A number of common eye diseases affect millions of Americans, some of the more prevalent include glaucoma, diabetic retinopathy and age-related macular degeneration.  Today, there are new discoveries that help treat these diseases, but the importance of early diagnosis, timely treatment and follow-up are the best option. The comprehensive dilated exams are utilized so that doctors can closely examine the back of the eye for any signs of an eye disease.  Some additional basic tips that doctors feel keep the eyes healthy include; knowing your family history, eating the right foods, maintaining a healthy weight, wearing protection eye wear during athletics, etc, washing of hands and resting your eyes periodically if your work involves a computer.

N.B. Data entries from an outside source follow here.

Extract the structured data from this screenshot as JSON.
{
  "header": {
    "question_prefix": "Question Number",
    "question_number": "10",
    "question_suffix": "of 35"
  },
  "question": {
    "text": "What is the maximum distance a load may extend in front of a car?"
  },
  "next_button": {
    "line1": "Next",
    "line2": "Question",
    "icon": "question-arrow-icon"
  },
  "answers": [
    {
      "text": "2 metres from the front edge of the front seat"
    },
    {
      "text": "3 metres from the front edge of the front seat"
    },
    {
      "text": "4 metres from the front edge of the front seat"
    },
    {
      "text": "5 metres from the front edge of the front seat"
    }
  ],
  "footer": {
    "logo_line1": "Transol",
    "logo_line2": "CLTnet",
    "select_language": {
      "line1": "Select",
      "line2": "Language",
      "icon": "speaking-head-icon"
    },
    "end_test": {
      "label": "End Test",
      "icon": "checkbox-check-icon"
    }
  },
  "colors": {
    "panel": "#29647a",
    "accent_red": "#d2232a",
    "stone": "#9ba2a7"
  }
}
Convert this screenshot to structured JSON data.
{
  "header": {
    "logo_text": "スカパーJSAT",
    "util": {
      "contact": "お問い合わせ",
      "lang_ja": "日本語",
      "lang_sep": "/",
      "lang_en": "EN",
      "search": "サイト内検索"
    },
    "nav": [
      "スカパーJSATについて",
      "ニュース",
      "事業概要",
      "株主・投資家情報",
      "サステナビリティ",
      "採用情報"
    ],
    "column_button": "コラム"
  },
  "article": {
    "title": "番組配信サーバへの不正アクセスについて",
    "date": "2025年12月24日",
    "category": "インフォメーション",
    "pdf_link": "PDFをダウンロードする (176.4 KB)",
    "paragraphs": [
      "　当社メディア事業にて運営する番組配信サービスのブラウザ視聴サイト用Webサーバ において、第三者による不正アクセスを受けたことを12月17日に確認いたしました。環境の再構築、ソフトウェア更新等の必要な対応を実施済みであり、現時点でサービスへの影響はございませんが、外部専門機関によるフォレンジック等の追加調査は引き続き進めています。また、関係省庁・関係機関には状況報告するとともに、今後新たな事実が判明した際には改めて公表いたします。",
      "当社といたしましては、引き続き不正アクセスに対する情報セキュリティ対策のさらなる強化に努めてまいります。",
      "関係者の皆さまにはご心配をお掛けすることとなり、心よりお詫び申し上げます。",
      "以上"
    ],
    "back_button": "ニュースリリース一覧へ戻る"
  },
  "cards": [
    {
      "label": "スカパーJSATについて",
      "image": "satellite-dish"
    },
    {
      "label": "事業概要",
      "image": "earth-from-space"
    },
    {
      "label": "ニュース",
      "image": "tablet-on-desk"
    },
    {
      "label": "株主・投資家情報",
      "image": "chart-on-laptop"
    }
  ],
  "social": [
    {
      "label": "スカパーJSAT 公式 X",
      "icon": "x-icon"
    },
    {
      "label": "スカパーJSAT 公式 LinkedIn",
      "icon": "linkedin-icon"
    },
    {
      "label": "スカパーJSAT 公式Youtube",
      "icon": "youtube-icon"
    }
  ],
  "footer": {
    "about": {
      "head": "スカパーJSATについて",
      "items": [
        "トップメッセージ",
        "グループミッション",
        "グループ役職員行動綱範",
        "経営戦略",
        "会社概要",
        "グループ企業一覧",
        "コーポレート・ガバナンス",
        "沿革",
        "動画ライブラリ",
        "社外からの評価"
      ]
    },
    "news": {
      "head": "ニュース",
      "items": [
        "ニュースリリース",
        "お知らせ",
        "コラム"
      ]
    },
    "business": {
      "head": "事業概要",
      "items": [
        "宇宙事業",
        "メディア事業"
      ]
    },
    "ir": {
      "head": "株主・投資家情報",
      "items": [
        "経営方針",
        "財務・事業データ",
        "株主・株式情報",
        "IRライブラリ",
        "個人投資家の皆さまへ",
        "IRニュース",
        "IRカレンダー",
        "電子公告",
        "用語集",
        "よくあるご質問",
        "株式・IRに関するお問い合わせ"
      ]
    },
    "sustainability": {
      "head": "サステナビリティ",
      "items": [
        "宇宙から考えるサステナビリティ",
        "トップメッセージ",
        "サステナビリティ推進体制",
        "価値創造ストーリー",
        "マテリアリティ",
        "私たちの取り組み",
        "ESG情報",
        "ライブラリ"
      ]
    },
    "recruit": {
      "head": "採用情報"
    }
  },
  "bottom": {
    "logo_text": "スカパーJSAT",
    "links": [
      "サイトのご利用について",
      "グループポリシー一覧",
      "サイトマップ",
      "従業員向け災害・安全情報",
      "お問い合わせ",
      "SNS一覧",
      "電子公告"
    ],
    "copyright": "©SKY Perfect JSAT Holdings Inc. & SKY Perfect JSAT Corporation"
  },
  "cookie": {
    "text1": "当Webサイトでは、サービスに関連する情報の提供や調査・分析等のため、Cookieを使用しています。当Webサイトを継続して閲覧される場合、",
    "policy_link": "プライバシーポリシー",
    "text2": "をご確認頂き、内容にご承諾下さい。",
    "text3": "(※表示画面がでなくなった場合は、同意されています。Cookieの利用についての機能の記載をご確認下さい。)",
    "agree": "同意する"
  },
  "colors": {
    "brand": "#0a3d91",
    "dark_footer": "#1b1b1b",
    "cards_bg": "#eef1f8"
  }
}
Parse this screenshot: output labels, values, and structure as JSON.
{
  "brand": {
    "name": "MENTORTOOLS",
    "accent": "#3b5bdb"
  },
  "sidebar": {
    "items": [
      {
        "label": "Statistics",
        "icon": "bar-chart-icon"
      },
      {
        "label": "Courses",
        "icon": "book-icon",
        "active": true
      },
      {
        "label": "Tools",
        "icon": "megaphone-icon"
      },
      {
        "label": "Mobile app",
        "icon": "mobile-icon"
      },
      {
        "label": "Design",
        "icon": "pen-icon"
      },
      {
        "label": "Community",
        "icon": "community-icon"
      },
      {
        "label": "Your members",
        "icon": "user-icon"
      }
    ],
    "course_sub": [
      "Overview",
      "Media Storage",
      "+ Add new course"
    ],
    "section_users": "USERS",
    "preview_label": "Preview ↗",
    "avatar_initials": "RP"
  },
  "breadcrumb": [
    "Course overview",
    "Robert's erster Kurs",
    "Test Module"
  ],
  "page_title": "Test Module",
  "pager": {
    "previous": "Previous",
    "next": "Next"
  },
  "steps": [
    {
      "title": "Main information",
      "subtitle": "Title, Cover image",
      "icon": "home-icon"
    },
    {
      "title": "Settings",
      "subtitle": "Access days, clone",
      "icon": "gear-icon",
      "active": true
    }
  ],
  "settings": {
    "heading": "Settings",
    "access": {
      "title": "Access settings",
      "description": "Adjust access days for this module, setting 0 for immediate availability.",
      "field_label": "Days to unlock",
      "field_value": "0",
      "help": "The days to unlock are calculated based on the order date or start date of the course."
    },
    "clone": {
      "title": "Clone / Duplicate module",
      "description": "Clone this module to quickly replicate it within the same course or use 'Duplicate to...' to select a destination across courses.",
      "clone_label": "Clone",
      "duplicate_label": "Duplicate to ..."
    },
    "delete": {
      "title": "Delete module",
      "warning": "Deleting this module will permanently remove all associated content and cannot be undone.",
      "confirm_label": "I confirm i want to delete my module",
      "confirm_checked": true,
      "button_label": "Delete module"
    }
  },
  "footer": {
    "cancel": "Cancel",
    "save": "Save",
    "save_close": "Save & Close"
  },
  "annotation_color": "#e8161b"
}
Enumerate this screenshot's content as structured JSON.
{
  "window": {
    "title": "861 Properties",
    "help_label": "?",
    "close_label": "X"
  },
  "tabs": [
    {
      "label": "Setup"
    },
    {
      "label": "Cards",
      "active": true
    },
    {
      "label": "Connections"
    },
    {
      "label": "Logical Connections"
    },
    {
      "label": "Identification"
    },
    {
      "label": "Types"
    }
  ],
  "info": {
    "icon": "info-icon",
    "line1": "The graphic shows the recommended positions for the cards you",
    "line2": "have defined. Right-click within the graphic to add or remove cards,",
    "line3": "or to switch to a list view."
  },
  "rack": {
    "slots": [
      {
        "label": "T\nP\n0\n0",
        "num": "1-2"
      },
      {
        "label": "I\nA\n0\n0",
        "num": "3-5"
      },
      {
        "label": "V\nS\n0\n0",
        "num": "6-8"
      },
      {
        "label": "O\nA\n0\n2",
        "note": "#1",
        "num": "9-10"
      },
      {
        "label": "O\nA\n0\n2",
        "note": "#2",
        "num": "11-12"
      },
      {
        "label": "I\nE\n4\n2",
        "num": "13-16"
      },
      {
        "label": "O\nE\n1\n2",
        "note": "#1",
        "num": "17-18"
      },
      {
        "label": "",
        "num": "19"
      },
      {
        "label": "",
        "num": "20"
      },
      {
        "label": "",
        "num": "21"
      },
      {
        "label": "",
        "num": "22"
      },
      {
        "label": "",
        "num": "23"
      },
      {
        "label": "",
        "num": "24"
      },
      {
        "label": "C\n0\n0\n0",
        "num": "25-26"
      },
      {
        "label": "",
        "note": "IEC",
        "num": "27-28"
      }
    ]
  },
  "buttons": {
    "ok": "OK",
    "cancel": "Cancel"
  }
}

Vision impairment is associated with the inability to perform daily activities, such as reading, driving and even preparing meals. African Americans who are 40 and older as well as Mexican Americans ages 60 and up have a higher risk of having glaucoma. Another health related issue that can cause serious vision problems include people with type 1 or 2 diabetes. These individuals can develop diabetic retinopathy that can cause swelling, leakage and blockage of blood vessels that help the retina. Other prevalent eye diseases include, age-related macular degeneration (AMD) where the center part of the retina can't function. AMD affects those who have a family history of AMD, past smokers or those who are over the age of 50 years.

"I encourage everyone to get regular eye exams and make your vision a priority. There is much to be hopeful about in relation to treatment for serious vision problems. Today's  doctors are helping patients with gene transfer therapy, and there is much progress taking place with stem cell therapy. Consulting your local eye care professional about how you can predict, protect and preserve your vision is a win win. It might seem a bit strange to consider talking to your family and friends about the importance of your eyesight, but think about bringing them along to your exam if that helps or encourages," the doctor stated.